▶ PROVIDED DATA
Content starts

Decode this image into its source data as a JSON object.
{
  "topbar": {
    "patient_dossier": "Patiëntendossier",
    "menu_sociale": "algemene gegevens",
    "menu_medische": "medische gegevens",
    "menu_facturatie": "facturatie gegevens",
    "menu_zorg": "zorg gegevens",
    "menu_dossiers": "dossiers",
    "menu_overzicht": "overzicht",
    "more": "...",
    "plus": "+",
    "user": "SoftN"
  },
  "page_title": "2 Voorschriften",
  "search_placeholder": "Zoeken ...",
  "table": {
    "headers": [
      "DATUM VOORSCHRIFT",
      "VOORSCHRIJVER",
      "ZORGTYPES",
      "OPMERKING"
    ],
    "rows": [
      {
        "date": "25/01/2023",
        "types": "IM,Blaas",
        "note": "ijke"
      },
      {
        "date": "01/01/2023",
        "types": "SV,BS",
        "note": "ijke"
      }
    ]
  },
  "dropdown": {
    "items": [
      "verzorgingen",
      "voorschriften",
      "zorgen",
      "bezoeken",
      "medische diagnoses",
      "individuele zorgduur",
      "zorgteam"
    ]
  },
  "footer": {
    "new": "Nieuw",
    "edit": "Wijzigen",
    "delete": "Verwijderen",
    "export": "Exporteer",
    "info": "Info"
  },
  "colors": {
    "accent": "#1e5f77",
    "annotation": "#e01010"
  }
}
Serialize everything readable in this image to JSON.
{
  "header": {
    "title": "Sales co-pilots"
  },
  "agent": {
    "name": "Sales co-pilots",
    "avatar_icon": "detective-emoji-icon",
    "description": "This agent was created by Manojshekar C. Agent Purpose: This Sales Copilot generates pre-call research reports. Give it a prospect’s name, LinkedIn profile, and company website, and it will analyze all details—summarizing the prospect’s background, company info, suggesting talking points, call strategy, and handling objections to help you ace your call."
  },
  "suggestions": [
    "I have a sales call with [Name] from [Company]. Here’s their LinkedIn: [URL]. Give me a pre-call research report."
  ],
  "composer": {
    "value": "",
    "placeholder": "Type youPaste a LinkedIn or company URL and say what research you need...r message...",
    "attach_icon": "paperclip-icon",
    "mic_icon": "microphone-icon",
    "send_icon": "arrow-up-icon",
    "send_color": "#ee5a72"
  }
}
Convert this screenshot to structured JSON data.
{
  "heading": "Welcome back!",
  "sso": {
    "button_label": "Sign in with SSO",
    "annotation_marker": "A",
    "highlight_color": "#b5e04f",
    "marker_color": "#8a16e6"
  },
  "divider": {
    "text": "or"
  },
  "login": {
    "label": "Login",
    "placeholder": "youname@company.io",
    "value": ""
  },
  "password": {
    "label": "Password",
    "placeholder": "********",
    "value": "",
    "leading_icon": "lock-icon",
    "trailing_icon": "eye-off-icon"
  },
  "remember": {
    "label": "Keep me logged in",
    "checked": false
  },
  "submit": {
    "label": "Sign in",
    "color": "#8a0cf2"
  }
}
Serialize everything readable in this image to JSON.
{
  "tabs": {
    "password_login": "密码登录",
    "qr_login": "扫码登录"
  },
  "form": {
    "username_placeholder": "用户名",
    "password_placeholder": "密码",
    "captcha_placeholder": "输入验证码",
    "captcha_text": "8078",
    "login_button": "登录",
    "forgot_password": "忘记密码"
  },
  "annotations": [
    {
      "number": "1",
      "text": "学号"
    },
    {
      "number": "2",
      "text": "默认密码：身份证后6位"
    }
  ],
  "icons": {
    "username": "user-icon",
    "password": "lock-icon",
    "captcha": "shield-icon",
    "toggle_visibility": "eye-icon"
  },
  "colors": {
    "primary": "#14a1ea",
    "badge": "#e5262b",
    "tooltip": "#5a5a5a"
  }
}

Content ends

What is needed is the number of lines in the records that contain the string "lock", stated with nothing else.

▶ ANSWER TO THIS EXERCISE
2